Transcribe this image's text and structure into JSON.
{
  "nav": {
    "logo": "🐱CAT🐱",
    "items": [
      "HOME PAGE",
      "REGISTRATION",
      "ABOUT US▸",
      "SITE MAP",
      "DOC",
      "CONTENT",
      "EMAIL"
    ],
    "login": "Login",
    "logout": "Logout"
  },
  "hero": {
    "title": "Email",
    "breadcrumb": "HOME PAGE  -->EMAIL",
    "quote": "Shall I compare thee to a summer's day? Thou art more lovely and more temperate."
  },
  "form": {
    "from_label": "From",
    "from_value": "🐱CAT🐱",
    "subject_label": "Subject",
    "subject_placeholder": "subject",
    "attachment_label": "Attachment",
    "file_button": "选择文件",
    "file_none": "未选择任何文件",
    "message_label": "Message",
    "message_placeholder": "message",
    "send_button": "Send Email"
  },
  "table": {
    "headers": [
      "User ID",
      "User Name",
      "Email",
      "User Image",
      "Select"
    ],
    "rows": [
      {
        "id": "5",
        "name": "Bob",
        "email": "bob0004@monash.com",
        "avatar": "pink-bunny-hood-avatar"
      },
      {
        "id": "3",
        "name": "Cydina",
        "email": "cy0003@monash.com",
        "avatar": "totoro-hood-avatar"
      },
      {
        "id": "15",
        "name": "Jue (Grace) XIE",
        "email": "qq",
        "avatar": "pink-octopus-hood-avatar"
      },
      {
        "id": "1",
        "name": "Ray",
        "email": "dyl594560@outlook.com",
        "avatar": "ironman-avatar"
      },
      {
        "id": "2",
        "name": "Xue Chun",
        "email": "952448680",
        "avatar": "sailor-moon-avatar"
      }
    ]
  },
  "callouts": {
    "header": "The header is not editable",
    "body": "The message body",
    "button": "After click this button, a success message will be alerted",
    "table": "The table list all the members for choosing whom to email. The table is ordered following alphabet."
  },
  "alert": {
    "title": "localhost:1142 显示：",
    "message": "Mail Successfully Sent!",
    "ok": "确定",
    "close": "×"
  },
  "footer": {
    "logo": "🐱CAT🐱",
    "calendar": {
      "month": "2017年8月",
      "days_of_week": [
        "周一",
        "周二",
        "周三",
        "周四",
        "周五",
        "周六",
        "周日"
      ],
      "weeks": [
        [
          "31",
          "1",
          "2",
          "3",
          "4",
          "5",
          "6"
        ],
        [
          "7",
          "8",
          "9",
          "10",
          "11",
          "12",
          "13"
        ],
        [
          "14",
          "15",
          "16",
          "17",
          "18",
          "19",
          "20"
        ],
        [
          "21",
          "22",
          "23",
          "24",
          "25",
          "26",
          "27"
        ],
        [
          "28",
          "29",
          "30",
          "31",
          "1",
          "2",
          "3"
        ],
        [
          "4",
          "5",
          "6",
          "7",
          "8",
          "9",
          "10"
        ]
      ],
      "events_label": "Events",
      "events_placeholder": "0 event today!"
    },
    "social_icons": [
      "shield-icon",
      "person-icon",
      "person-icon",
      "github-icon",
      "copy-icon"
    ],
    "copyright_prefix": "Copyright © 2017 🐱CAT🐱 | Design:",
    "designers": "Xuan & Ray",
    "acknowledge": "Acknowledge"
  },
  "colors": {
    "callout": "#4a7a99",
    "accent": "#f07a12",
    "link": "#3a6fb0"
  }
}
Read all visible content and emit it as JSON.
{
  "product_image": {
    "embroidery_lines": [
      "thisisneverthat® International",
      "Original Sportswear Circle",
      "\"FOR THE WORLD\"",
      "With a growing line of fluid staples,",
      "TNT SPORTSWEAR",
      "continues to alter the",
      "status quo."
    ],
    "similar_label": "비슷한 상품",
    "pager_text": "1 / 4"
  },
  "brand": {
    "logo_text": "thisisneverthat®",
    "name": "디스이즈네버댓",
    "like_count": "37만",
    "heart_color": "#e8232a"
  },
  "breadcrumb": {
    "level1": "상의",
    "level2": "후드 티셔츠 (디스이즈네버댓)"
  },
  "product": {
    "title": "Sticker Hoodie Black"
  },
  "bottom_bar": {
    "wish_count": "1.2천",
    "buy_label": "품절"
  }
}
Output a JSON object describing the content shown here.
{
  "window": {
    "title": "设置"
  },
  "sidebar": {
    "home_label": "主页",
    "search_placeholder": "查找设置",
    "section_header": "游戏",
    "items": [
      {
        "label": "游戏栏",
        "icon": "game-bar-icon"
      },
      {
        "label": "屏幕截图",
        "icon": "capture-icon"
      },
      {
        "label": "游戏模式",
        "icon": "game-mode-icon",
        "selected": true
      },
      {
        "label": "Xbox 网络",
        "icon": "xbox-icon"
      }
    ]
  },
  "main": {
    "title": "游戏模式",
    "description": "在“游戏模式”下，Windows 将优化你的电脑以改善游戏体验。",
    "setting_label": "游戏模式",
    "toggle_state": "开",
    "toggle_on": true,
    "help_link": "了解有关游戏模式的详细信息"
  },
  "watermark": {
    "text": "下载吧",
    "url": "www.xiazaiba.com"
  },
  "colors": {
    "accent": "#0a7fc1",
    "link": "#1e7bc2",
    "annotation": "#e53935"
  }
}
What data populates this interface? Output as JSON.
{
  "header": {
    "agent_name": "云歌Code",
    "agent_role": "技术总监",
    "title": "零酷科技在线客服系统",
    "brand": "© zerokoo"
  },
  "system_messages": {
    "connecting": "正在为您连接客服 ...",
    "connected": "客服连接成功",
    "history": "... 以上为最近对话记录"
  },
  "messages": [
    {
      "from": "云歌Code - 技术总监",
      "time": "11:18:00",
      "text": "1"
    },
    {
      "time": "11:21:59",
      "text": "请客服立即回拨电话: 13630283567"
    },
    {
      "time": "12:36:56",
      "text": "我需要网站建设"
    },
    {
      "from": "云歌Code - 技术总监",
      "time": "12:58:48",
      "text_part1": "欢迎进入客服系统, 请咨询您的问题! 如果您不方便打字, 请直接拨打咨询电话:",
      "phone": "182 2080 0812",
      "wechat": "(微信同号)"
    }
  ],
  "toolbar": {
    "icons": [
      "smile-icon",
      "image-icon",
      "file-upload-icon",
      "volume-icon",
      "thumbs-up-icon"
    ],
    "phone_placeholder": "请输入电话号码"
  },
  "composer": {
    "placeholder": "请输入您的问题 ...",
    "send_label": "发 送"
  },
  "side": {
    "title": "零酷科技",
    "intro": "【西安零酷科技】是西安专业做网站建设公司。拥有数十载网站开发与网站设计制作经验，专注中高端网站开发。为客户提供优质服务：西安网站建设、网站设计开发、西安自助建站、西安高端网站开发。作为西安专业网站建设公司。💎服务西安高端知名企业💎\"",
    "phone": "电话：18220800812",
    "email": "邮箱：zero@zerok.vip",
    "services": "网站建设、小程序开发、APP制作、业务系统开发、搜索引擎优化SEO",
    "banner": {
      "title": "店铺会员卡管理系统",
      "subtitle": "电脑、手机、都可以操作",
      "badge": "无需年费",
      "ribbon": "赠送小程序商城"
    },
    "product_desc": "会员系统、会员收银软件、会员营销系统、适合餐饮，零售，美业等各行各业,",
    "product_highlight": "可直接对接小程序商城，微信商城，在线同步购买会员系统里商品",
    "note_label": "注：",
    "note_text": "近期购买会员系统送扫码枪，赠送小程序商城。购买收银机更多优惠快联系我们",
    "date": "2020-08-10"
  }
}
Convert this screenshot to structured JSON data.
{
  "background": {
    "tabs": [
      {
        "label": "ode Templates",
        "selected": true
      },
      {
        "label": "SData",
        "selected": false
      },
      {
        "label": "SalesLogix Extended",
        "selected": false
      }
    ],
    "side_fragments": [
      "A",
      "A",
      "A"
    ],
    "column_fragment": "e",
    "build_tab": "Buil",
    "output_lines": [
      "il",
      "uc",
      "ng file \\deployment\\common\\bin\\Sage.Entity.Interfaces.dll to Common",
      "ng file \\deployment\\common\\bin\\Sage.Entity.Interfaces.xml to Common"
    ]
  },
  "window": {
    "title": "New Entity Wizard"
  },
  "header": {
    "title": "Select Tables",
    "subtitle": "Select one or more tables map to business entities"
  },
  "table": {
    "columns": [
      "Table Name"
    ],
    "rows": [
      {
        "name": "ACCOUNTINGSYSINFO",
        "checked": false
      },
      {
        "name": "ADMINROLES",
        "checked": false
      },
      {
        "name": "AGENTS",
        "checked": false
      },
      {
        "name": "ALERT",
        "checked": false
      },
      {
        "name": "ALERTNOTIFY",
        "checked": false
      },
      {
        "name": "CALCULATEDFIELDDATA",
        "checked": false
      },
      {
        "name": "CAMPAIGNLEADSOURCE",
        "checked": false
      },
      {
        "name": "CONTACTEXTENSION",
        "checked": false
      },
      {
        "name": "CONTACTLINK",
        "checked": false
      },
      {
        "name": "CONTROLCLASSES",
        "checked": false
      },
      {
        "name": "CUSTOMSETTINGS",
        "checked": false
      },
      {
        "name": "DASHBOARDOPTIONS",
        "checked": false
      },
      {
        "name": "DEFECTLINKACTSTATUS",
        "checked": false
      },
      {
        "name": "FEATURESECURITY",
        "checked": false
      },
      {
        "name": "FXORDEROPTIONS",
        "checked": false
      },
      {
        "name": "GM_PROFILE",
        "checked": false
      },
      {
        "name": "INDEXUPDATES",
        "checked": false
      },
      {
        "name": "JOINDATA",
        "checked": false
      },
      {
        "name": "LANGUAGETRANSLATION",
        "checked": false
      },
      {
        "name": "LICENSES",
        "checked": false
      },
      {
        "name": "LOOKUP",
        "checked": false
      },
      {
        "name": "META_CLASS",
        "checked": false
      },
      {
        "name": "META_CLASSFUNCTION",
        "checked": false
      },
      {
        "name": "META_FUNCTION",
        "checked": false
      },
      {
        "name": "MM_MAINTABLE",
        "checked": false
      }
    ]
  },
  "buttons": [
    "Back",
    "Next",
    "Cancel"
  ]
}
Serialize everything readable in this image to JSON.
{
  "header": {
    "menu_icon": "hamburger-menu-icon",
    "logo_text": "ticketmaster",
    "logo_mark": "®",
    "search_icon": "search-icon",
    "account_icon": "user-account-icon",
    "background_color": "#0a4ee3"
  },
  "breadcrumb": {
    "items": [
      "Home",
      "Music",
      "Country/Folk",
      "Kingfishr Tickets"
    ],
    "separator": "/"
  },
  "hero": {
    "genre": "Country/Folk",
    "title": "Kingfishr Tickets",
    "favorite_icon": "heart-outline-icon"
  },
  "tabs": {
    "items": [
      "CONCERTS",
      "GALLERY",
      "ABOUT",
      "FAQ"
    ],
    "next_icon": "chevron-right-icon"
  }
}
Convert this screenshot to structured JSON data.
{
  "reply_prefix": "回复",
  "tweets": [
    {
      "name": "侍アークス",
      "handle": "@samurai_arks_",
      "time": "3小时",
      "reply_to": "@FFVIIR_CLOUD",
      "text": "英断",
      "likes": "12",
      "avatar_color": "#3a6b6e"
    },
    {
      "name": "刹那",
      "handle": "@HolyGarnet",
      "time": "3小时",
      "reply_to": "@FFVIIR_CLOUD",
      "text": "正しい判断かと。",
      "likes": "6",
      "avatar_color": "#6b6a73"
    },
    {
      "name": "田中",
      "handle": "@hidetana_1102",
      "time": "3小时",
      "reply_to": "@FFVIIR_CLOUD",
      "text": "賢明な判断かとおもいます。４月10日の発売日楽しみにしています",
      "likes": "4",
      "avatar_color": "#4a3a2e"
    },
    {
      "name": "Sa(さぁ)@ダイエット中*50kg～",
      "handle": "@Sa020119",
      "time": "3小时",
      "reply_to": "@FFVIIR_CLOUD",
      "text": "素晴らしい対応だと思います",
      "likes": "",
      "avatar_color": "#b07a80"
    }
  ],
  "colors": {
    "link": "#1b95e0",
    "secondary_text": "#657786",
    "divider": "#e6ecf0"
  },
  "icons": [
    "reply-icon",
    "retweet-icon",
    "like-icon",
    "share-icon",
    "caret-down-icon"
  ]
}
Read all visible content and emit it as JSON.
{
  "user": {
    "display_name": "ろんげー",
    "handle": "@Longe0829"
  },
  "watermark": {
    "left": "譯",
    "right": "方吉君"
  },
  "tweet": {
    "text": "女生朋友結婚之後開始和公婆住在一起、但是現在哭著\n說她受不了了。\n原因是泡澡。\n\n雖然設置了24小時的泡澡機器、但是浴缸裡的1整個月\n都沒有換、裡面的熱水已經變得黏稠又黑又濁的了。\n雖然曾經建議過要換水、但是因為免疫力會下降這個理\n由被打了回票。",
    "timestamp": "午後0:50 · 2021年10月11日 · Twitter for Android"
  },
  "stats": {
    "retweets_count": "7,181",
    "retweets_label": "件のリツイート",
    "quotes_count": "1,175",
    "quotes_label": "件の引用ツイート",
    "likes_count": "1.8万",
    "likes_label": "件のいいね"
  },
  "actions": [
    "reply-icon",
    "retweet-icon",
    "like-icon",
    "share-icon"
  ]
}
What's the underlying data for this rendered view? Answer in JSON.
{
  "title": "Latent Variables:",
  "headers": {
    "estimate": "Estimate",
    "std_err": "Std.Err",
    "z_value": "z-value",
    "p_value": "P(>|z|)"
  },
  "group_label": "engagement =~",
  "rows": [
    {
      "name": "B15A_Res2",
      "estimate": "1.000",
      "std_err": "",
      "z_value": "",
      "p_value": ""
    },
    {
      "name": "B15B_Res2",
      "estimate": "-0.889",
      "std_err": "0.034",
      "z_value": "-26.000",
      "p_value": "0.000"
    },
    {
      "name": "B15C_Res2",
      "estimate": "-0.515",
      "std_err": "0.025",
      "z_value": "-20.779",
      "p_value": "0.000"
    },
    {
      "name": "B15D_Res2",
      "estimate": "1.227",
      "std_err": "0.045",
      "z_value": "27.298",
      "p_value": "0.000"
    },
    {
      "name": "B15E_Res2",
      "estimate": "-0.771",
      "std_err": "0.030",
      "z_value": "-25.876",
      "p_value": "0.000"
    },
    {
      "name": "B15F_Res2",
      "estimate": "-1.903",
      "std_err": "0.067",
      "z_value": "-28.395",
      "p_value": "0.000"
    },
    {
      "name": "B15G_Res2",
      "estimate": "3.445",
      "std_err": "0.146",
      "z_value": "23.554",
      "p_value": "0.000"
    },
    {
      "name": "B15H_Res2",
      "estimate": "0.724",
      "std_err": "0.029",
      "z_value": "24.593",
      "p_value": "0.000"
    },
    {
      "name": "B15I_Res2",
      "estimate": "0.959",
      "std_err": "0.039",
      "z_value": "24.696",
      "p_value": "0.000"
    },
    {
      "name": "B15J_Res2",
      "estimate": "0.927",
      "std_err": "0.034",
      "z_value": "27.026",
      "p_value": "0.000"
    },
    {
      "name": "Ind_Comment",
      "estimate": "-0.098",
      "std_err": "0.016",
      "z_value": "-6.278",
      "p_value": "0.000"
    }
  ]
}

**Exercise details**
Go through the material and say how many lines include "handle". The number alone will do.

**Output for this exercise**
5